Crossing the dual carriageway by footbridge at Kingston Vale provides a sudden jolt back to reality, but the scene soon changes dramatically. I’d only ever been to Richmond Park once – that was in an ex-girlfriend’s VW Beetle many years back, where we wandered around and gawped at deer. On foot, it’s a different proposition. The largest urban park in Europe, Richmond Park is huge. No deer to greet me, though, and as the sun began to set for the evening, passers-by were few and far between. Up a hill at the brilliantly-named Spankers Hill Wood, then towards Pen Ponds, the quiet only disturbed by the roar of jets from the Heathrow flightpath above. It suddenly felt possible to get completely lost in this vast open space.
But here’s where I committed a big boo-boo – I managed to miss Henry VIII’s Mound, from where you can look towards St Paul’s Cathedral. Instead, I was distracted by the views from the side of the mound – on one side, deep into Surrey, and on the other, straight over to Heathrow, the roof of what I guessed was Terminal 5 reflecting the setting sun. Watching the planes land and take off had a hypnotic effect. It was time to clamber down the hill, and after about three miles, finally leave the park at Petersham.
The path heads down to the river here – I thought I knew what to expect, I’d only been here a few weeks before after taking my stricken camera to Nikon’s HQ in nearby Kingston and passing through this area on the way.
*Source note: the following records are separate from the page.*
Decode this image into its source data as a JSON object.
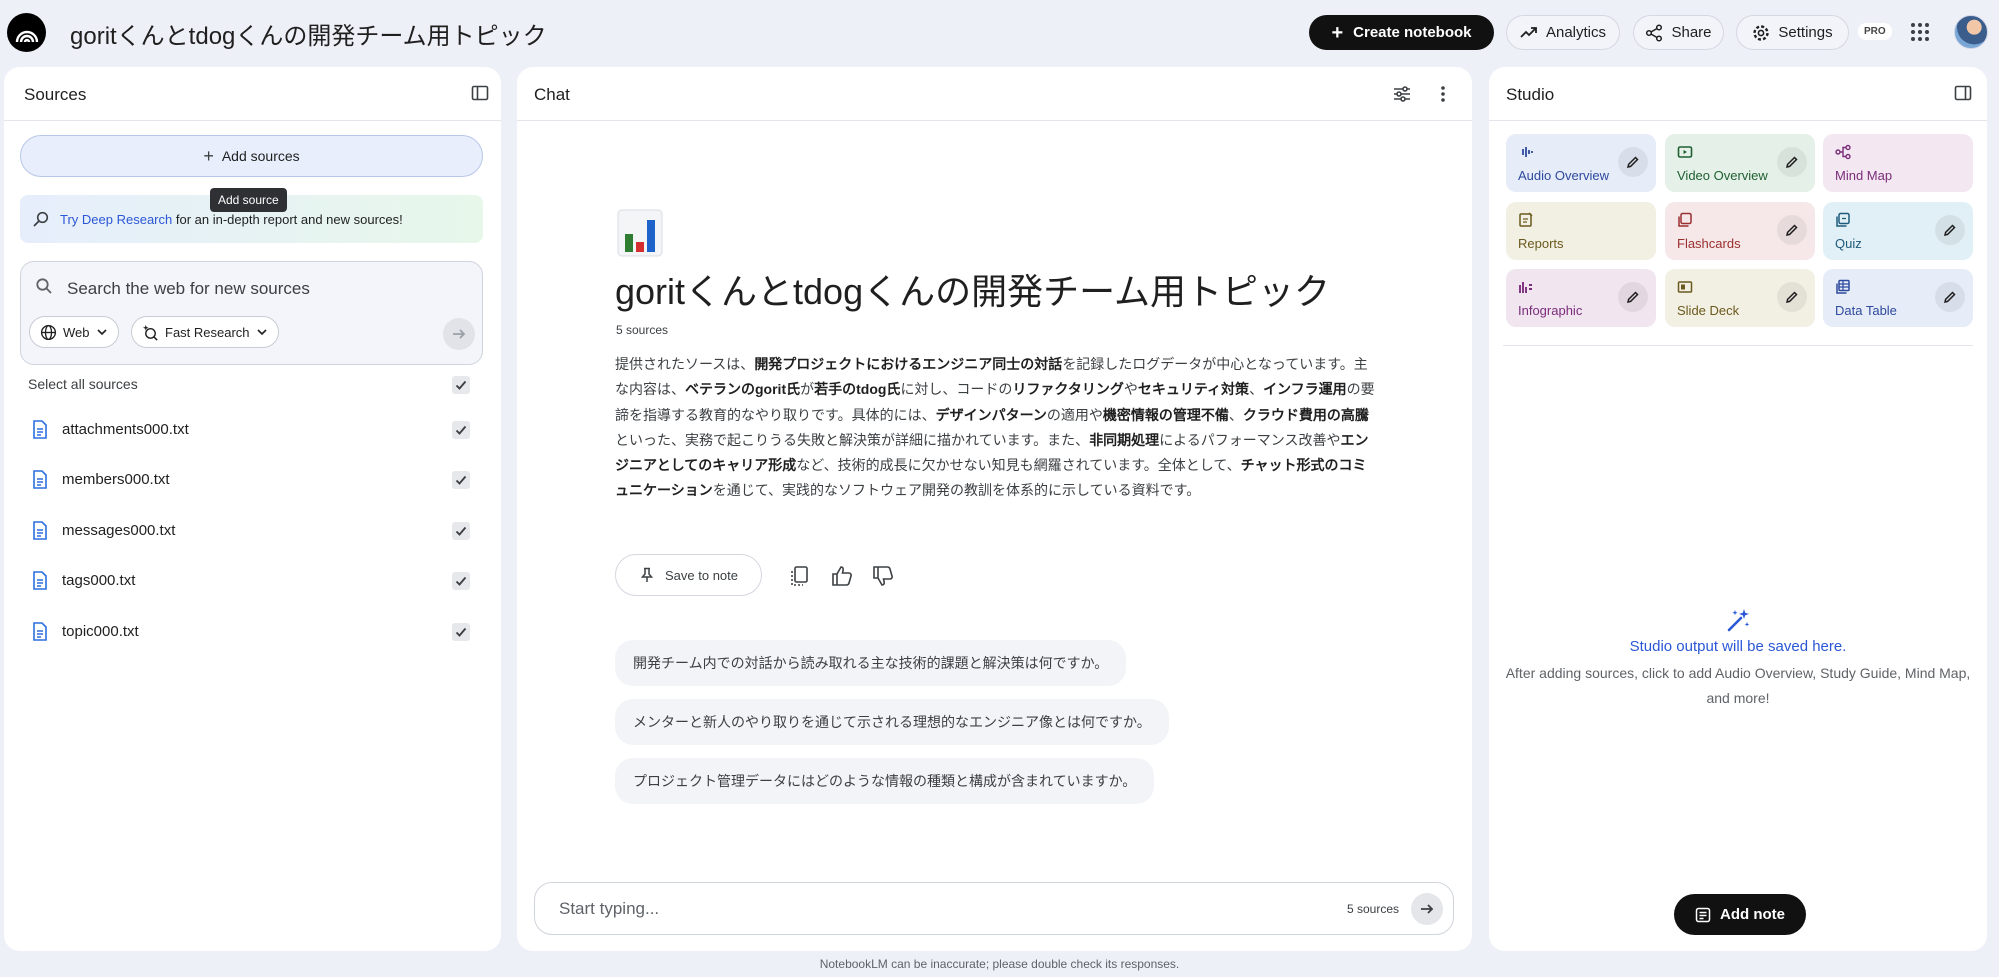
{
  "header": {
    "title": "goritくんとtdogくんの開発チーム用トピック",
    "create_label": "Create notebook",
    "analytics_label": "Analytics",
    "share_label": "Share",
    "settings_label": "Settings",
    "pro_badge": "PRO"
  },
  "sources": {
    "title": "Sources",
    "add_label": "Add sources",
    "tooltip": "Add source",
    "deep_link": "Try Deep Research",
    "deep_rest": "for an in-depth report and new sources!",
    "search_placeholder": "Search the web for new sources",
    "chip_web": "Web",
    "chip_research": "Fast Research",
    "select_all": "Select all sources",
    "items": [
      {
        "name": "attachments000.txt"
      },
      {
        "name": "members000.txt"
      },
      {
        "name": "messages000.txt"
      },
      {
        "name": "tags000.txt"
      },
      {
        "name": "topic000.txt"
      }
    ]
  },
  "chat": {
    "title": "Chat",
    "notebook_title": "goritくんとtdogくんの開発チーム用トピック",
    "source_count": "5 sources",
    "summary": {
      "s1": "提供されたソースは、",
      "b1": "開発プロジェクトにおけるエンジニア同士の対話",
      "s2": "を記録したログデータが中心となっています。主な内容は、",
      "b2": "ベテランのgorit氏",
      "s3": "が",
      "b3": "若手のtdog氏",
      "s4": "に対し、コードの",
      "b4": "リファクタリング",
      "s5": "や",
      "b5": "セキュリティ対策",
      "s6": "、",
      "b6": "インフラ運用",
      "s7": "の要諦を指導する教育的なやり取りです。具体的には、",
      "b7": "デザインパターン",
      "s8": "の適用や",
      "b8": "機密情報の管理不備",
      "s9": "、",
      "b9": "クラウド費用の高騰",
      "s10": "といった、実務で起こりうる失敗と解決策が詳細に描かれています。また、",
      "b10": "非同期処理",
      "s11": "によるパフォーマンス改善や",
      "b11": "エンジニアとしてのキャリア形成",
      "s12": "など、技術的成長に欠かせない知見も網羅されています。全体として、",
      "b12": "チャット形式のコミュニケーション",
      "s13": "を通じて、実践的なソフトウェア開発の教訓を体系的に示している資料です。"
    },
    "save_note_label": "Save to note",
    "suggestions": [
      "開発チーム内での対話から読み取れる主な技術的課題と解決策は何ですか。",
      "メンターと新人のやり取りを通じて示される理想的なエンジニア像とは何ですか。",
      "プロジェクト管理データにはどのような情報の種類と構成が含まれていますか。"
    ],
    "composer_placeholder": "Start typing...",
    "composer_count": "5 sources",
    "disclaimer": "NotebookLM can be inaccurate; please double check its responses."
  },
  "studio": {
    "title": "Studio",
    "tiles": [
      {
        "label": "Audio Overview",
        "color": "#2e4a9e",
        "bg": "#e6ecf8"
      },
      {
        "label": "Video Overview",
        "color": "#1e5f31",
        "bg": "#e5f1e8"
      },
      {
        "label": "Mind Map",
        "color": "#7a2d7a",
        "bg": "#f3e7f1"
      },
      {
        "label": "Reports",
        "color": "#6b5a1e",
        "bg": "#f2efe3"
      },
      {
        "label": "Flashcards",
        "color": "#9a2f2f",
        "bg": "#f6e8e8"
      },
      {
        "label": "Quiz",
        "color": "#1e5a7a",
        "bg": "#e1f0f6"
      },
      {
        "label": "Infographic",
        "color": "#7a2d7a",
        "bg": "#f1e5f0"
      },
      {
        "label": "Slide Deck",
        "color": "#6b5a1e",
        "bg": "#f2efe3"
      },
      {
        "label": "Data Table",
        "color": "#2e4a9e",
        "bg": "#e6ecf8"
      }
    ],
    "empty_title": "Studio output will be saved here.",
    "empty_desc": "After adding sources, click to add Audio Overview, Study Guide, Mind Map, and more!",
    "add_note_label": "Add note"
  }
}
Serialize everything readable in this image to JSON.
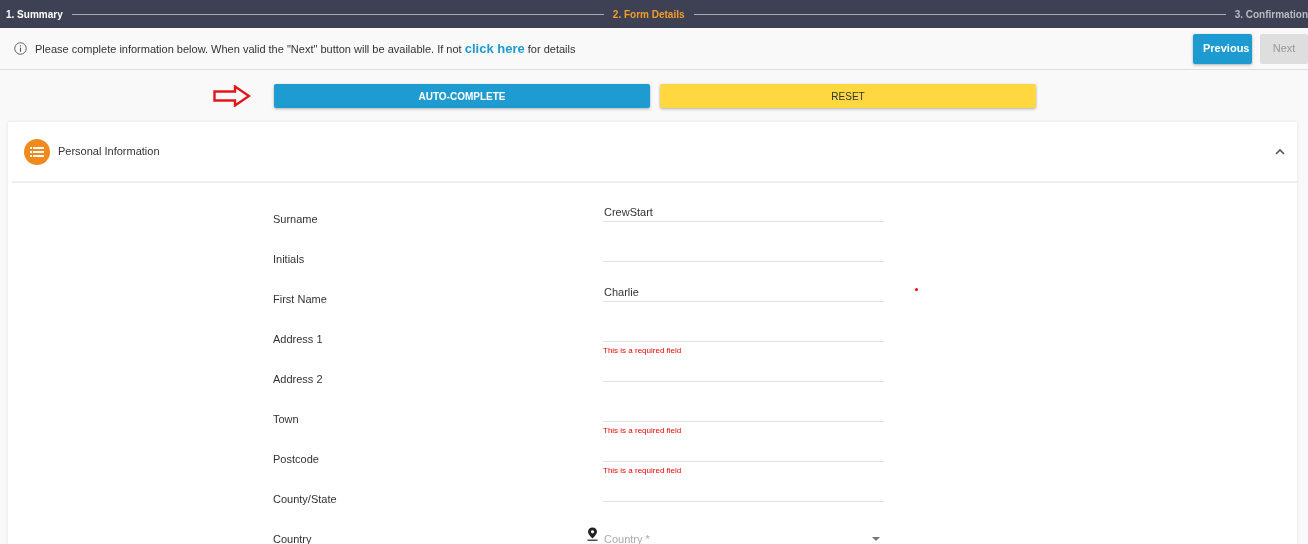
{
  "stepper": [
    {
      "label": "1. Summary",
      "selected": false,
      "completed": true
    },
    {
      "label": "2. Form Details",
      "selected": true
    },
    {
      "label": "3. Confirmation",
      "selected": false,
      "completed": false
    }
  ],
  "info_bar": {
    "message": "Please complete information below. When valid the \"Next\" button will be available. If not",
    "link": "click here",
    "message_end": "for details"
  },
  "nav_buttons": [
    {
      "label": "Previous",
      "disabled": false
    },
    {
      "label": "Next",
      "disabled": true
    }
  ],
  "actions": [
    {
      "label": "AUTO-COMPLETE",
      "kind": "primary"
    },
    {
      "label": "RESET",
      "kind": "warning"
    }
  ],
  "section": {
    "title": "Personal Information",
    "expanded": true,
    "fields": [
      {
        "label": "Surname",
        "kind": "text",
        "value": "CrewStart",
        "required": false
      },
      {
        "label": "Initials",
        "kind": "text",
        "required": false
      },
      {
        "label": "First Name",
        "kind": "text",
        "value": "Charlie",
        "required": true
      },
      {
        "label": "Address 1",
        "kind": "text",
        "error": "This is a required field",
        "required": false
      },
      {
        "label": "Address 2",
        "kind": "text",
        "required": false
      },
      {
        "label": "Town",
        "kind": "text",
        "error": "This is a required field",
        "required": false
      },
      {
        "label": "Postcode",
        "kind": "text",
        "error": "This is a required field",
        "required": false
      },
      {
        "label": "County/State",
        "kind": "text",
        "required": false
      },
      {
        "label": "Country",
        "kind": "select",
        "placeholder": "Country *",
        "required": false
      }
    ]
  }
}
I couldn’t have been more surprised, though. After passing a churchyard, a right turn into a field which I thought looked like grazing territory. Can’t be, I thought, not this close to London. Into the next field, I was confronted with a) commuters strolling home from work, and b) cows merrily chomping away. Um, best give way to the cows, then, like that woman in the waxy jacket is doing. Petersham Meadows is all flood plain, so the cows help keep the grass down. All was fine until a bull eyed me suspiciously. Well, he probably didn’t give a toss about my presence, but I didn’t hang around to find out.
And finally, to the river. The walk into Richmond lasted longer than I expected, but with the sun setting, it didn’t really matter. Couples strolled along the path, ducks dawdled outside a riverside restaurant. I’d planned to be back in Greenwich by now (it was now past 8pm, over five hours after I’d started out) but had enjoyed the walk so much it was no problem to change my plans. At Water Lane, the White Cross pub might have had an entrance for high tides, but it wasn’t showing the football match I wanted to see. I looked east into the sunset along the Thames – then darted off to find somewhere on Richmond Green. It’d been my favourite stretch of walk so far. It’ll be at least a couple of weeks before I can pick up the walk again and cross the Thames, but I’ve made a note to come back and explore this area another time.
The next stage, north to Brentford and beyond, will feature my trusty SLR once again, as that’s back in service. But for the next couple of weeks, the scene’s going to shift a little…